State Tax Trends

ATR has a new report on state tax trends. In addition to a roundup of state tax changes, the new report highlights trends with policy implications.

While we pointed out previously that residents are fleeing high-tax states to low-tax states, ATR’s analysis also finds that the average income of households leaving high-tax states, and of households migrating to low-tax states, is higher than the national average (by 50% and 100% respectively). That is, states attempting to soak “the rich” are actually chasing them away.

ATR also notes that high tax states have an unemployment rate substantially higher than low tax states – in good times and bad, but the gap has grown during the recession.

The report concludes with a number of solutions for addressing budget shortfalls in the coming years. These solutions include
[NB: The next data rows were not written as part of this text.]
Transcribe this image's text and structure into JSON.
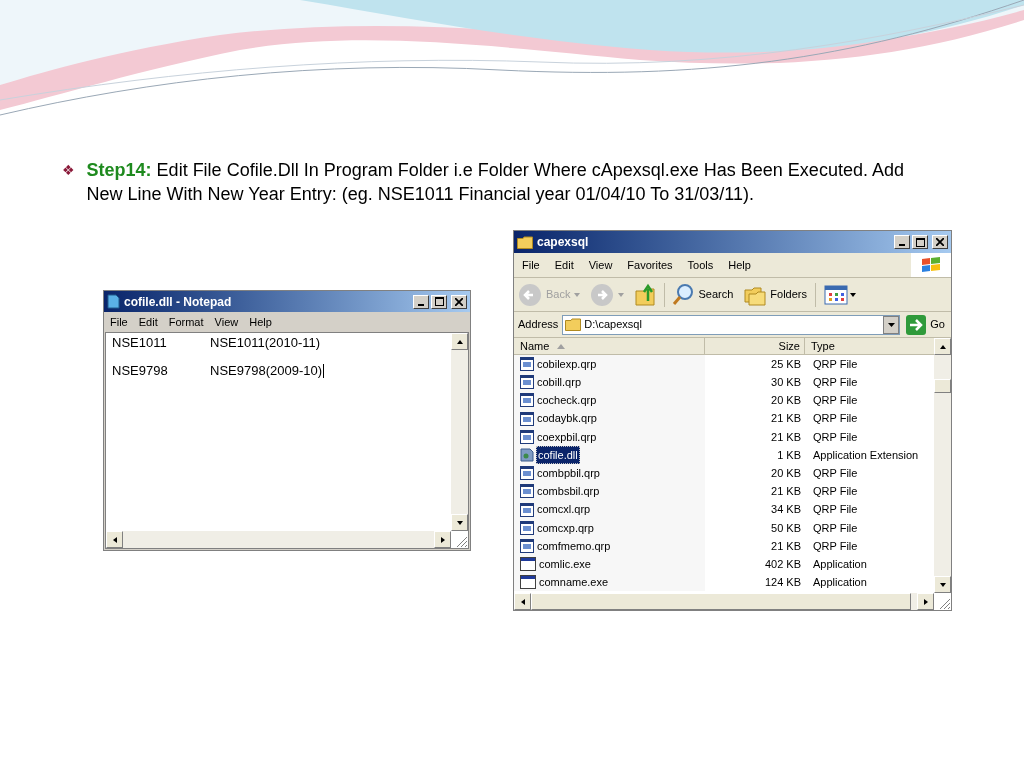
{
  "step": {
    "bullet": "❖",
    "label": "Step14:",
    "text": "Edit File Cofile.Dll In Program Folder i.e Folder Where cApexsql.exe Has Been Executed. Add New Line With New Year Entry:  (eg. NSE1011 Financial year 01/04/10 To 31/03/11)."
  },
  "notepad": {
    "title": "cofile.dll - Notepad",
    "menu": [
      "File",
      "Edit",
      "Format",
      "View",
      "Help"
    ],
    "lines": [
      [
        "NSE1011",
        "NSE1011(2010-11)"
      ],
      [
        "NSE9798",
        "NSE9798(2009-10)"
      ]
    ]
  },
  "explorer": {
    "title": "capexsql",
    "menu": [
      "File",
      "Edit",
      "View",
      "Favorites",
      "Tools",
      "Help"
    ],
    "toolbar": {
      "back": "Back",
      "search": "Search",
      "folders": "Folders"
    },
    "address": {
      "label": "Address",
      "value": "D:\\capexsql",
      "go": "Go"
    },
    "columns": [
      "Name",
      "Size",
      "Type"
    ],
    "files": [
      {
        "name": "cobilexp.qrp",
        "size": "25 KB",
        "type": "QRP File",
        "kind": "qrp",
        "selected": false
      },
      {
        "name": "cobill.qrp",
        "size": "30 KB",
        "type": "QRP File",
        "kind": "qrp",
        "selected": false
      },
      {
        "name": "cocheck.qrp",
        "size": "20 KB",
        "type": "QRP File",
        "kind": "qrp",
        "selected": false
      },
      {
        "name": "codaybk.qrp",
        "size": "21 KB",
        "type": "QRP File",
        "kind": "qrp",
        "selected": false
      },
      {
        "name": "coexpbil.qrp",
        "size": "21 KB",
        "type": "QRP File",
        "kind": "qrp",
        "selected": false
      },
      {
        "name": "cofile.dll",
        "size": "1 KB",
        "type": "Application Extension",
        "kind": "dll",
        "selected": true
      },
      {
        "name": "combpbil.qrp",
        "size": "20 KB",
        "type": "QRP File",
        "kind": "qrp",
        "selected": false
      },
      {
        "name": "combsbil.qrp",
        "size": "21 KB",
        "type": "QRP File",
        "kind": "qrp",
        "selected": false
      },
      {
        "name": "comcxl.qrp",
        "size": "34 KB",
        "type": "QRP File",
        "kind": "qrp",
        "selected": false
      },
      {
        "name": "comcxp.qrp",
        "size": "50 KB",
        "type": "QRP File",
        "kind": "qrp",
        "selected": false
      },
      {
        "name": "comfmemo.qrp",
        "size": "21 KB",
        "type": "QRP File",
        "kind": "qrp",
        "selected": false
      },
      {
        "name": "comlic.exe",
        "size": "402 KB",
        "type": "Application",
        "kind": "exe",
        "selected": false
      },
      {
        "name": "comname.exe",
        "size": "124 KB",
        "type": "Application",
        "kind": "exe",
        "selected": false
      }
    ]
  }
}
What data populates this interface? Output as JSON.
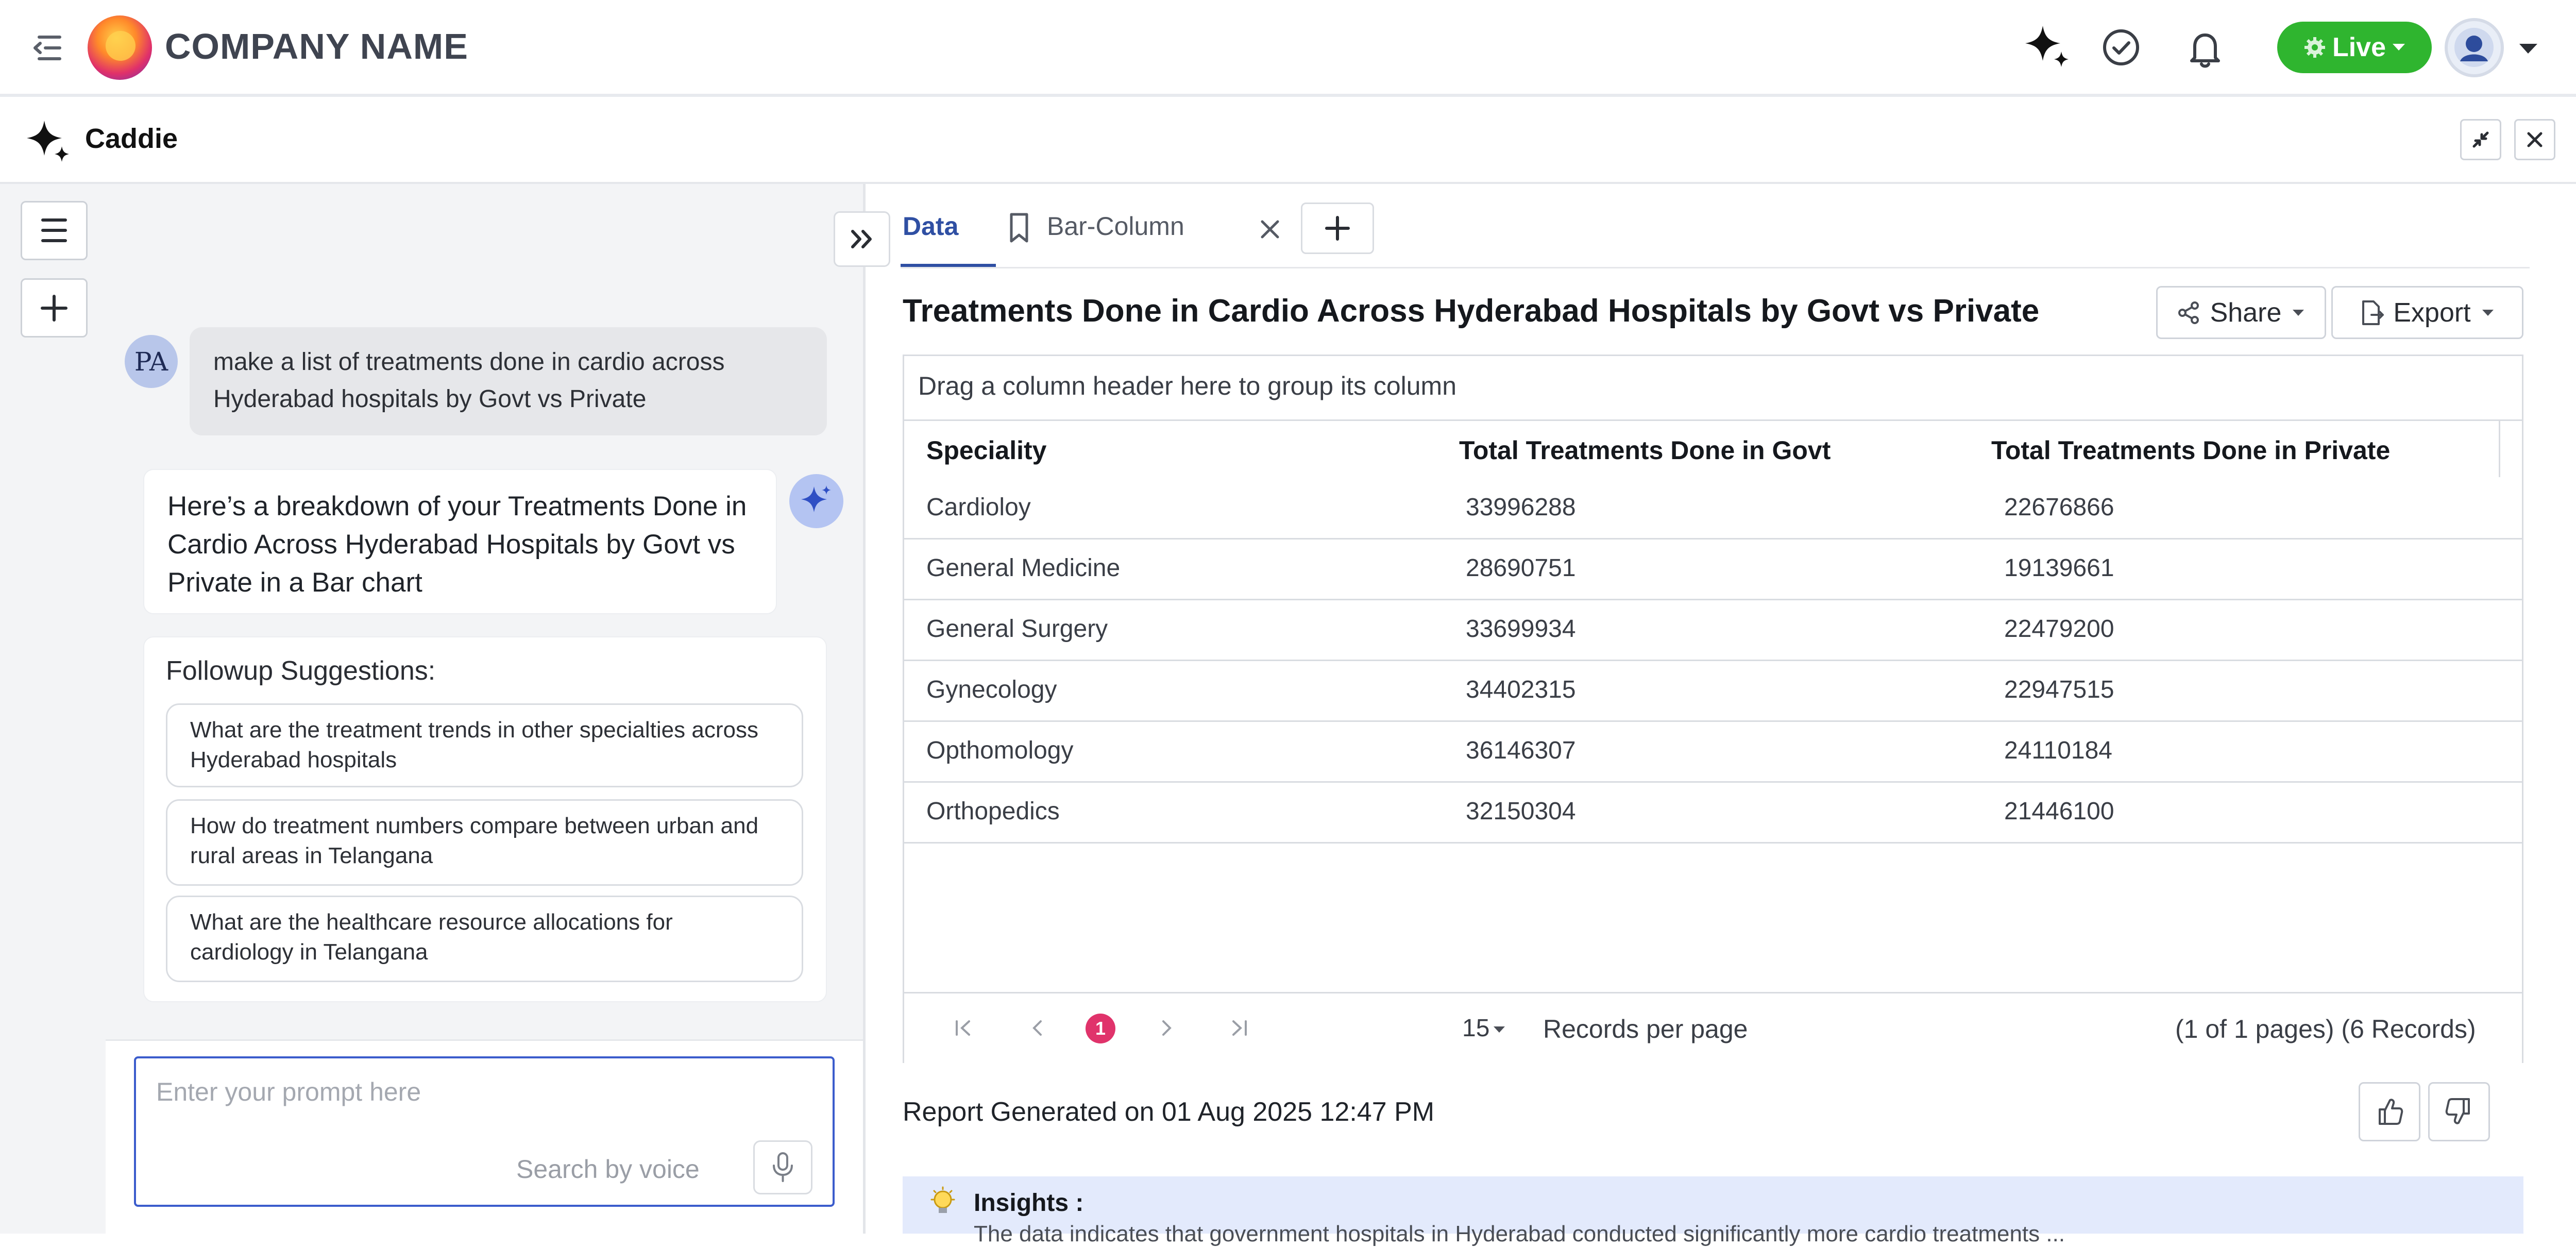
{
  "header": {
    "company_name": "COMPANY NAME",
    "live_label": "Live",
    "icons": [
      "menu-collapse-icon",
      "sparkle-icon",
      "check-circle-icon",
      "bell-icon",
      "avatar",
      "chevron-down-icon"
    ]
  },
  "caddie": {
    "title": "Caddie"
  },
  "chat": {
    "user_initials": "PA",
    "user_message": "make a list of treatments done in cardio across Hyderabad hospitals by Govt vs Private",
    "bot_message": "Here’s a breakdown of your Treatments Done in Cardio Across Hyderabad Hospitals by Govt vs Private in a Bar chart",
    "followup_title": "Followup Suggestions:",
    "suggestions": [
      "What are the treatment trends in other specialties across Hyderabad hospitals",
      "How do treatment numbers compare between urban and rural areas in Telangana",
      "What are the healthcare resource allocations for cardiology in Telangana"
    ],
    "prompt_placeholder": "Enter your prompt here",
    "voice_label": "Search by voice"
  },
  "tabs": [
    {
      "label": "Data",
      "active": true
    },
    {
      "label": "Bar-Column",
      "active": false
    }
  ],
  "report": {
    "title": "Treatments Done in Cardio Across Hyderabad Hospitals by Govt vs Private",
    "share_label": "Share",
    "export_label": "Export",
    "group_hint": "Drag a column header here to group its column",
    "columns": [
      "Speciality",
      "Total Treatments Done in Govt",
      "Total Treatments Done in Private"
    ],
    "rows": [
      [
        "Cardioloy",
        "33996288",
        "22676866"
      ],
      [
        "General Medicine",
        "28690751",
        "19139661"
      ],
      [
        "General Surgery",
        "33699934",
        "22479200"
      ],
      [
        "Gynecology",
        "34402315",
        "22947515"
      ],
      [
        "Opthomology",
        "36146307",
        "24110184"
      ],
      [
        "Orthopedics",
        "32150304",
        "21446100"
      ]
    ],
    "pager": {
      "current_page": "1",
      "page_size": "15",
      "records_label": "Records per page",
      "summary": "(1 of 1 pages) (6 Records)"
    },
    "generated": "Report Generated on 01 Aug 2025 12:47 PM",
    "insights_title": "Insights :",
    "insights_text": "The data indicates that government hospitals in Hyderabad conducted significantly more cardio treatments ..."
  },
  "colors": {
    "accent": "#2f4fa3",
    "live": "#2fb52f",
    "page_active": "#e0336b",
    "insights_bg": "#e3eafc"
  }
}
  • Defined Contribution Plans provide each worker with his or her own individual, personal retirement account. Government employees can choose the blend of investment vehicles that best serve their unique situation. Best of all (for state budgets), the individual worker has already paid for his or her own retirement when retirement day comes. No structural problems occur as population growth declines. Unfortunately, most states and localities provide defined benefit pension plans for public employees, which finance retiree benefits with subsidized contributions from current workers. These plans are “baked in the cake” of many of today’s budget crises.
  • Privatization of Infrastructure and State Operations removes the taxpayer burden of paying for improvements and helps cities to save money and create jobs. For example, in 2005, Chicago began a lease of the Chicago Skyway bringing the city $1.8 billion in revenue. The city also leased four parking garages worth $563 million. In recent years states with the most severe budget shortfalls have found privatization to be an effective way to generate new revenue without raising taxes. This year Arizona will raise $735 million through the sale of prisons and other state assets. In July, California authorized the sale of 17 state office buildings and will generate hundreds of millions of dollars alone through the sale of the Orange County Fairgrounds.
  • Competitive Sourcing opens up jobs currently done by government employees to private sector competition to save states money and increase efficiency. For example, Gov. Jeb Bush (R- Fla.) saved taxpayers over $550 million by outsourcing government services to private companies. A similar measure was also enacted by Gov. Bobby Jindal (R-LA) this year, and was considered in other states such as Arizona.
  • Eliminate “Prevailing Wage” laws to save double digit percentages in state construction and maintenance, amounting to hundreds of millions of dollars. Prevailing wage laws require contractors to essentially pay workers no less than the union wage. As a result, unionized construction companies significantly inflate the cost of any government project.
  • Constitutional Limits on Taxes and Spending: If lawmakers wish to end the boom and bust budget cycles and eliminate structural deficits, they will need to promote policies that force the government to live within its means. The best way to do so is to prohibit government spending from increasing faster that the rate of population growth and inflation. Legislation that would require such is commonly referred to as the Taxpayer Bill of Rights. Colorado implemented TABOR in 1992, and as a result kept government growth in check during the boom years of the late ’90s, allowing it to weather the first recession of the 2000s while other states were swimming in red ink. Unfortunately, TABOR was suspended in Colorado, and its effectiveness is muted during the current recession.

Click here for the full report.